- Comments: 7
- Added: December 2006
- Polls: 1,170
- Votes: 689,522
- Comments: 4,854
The sentence is awkward, to say the least. "It wasn't me" - - why not, "It wasn't I". We would normally say, "I wasn't it", rather nan "Me wasn' it". Please excuse my punctuation. It's a reason why I need this site.
Instinct tells me that a more correct form of the sentence would be, "It wasn't me; I didn't break it."
I'm not sure why, from a technical standpoint though. The example just sounds wrong.
People who say 'I never broke it' do not say 'It wasn't I'.
Dalraita-- it perhaps "just sounds wrong" because "never" implies that it may have been broken more than once. For example, "I never broke a bone" as opposed to "I didn't break a bone". It's not grammaticaly incorrect, it's just giving more force that is perhaps necessary: "I didn't break it" would do. "It wasn't me" is perfectly acceptable colloquial UK English; in fact "It wasn't I" is definitely incorrect, since the first person is the subject ("It" being the object), thus "me"-- "It" being an elision of "The person who broke the thing".
In the past, it was considered proper English to use the nominative form for predicates, e.g "it is she", or in this case "It wasn't I".
In reality, this rule is used infrequently now, and I think we have a new unspoken rule: that the 'subject pronoun' is only ever used in the subject position.
So, instead of "I am the man. The man is I", we say "I am the man. The man is me".
I think it's time to let the old rule go.
'Me' is used improperly here, Though it's how people use it and it's widely acceptable, 'be' is not a verb of action then it doesn't call for an object pronoun after. 'This is I', 'It's I', 'It wasn't I', 'I'm not he', 'It seems to be she', etc, are all proper use of pronouns after linking verbs. Object pronouns normally come after verbs of action.
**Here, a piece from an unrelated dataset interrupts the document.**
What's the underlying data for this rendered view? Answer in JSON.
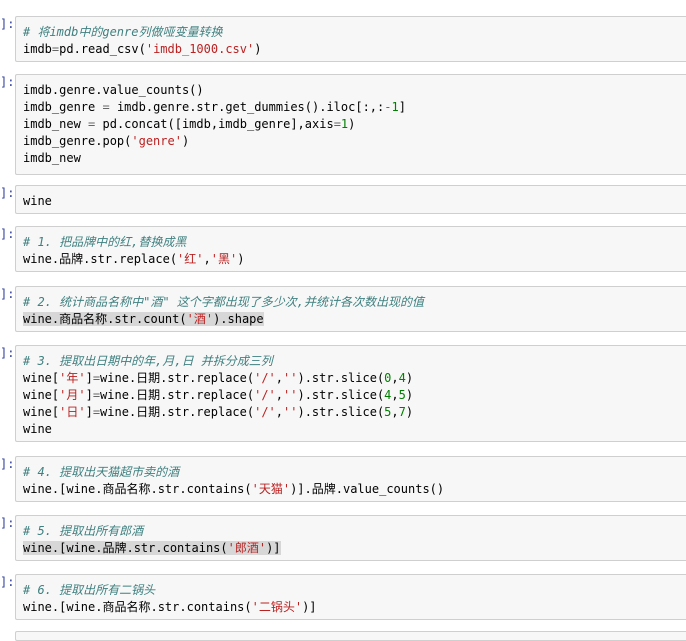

It and the pronoun are referring to the same person. "me" is not the object of the verb be. Therefore me is grammatically incorrect. But that doesn't mean that idiomatically it is being used incorrectly.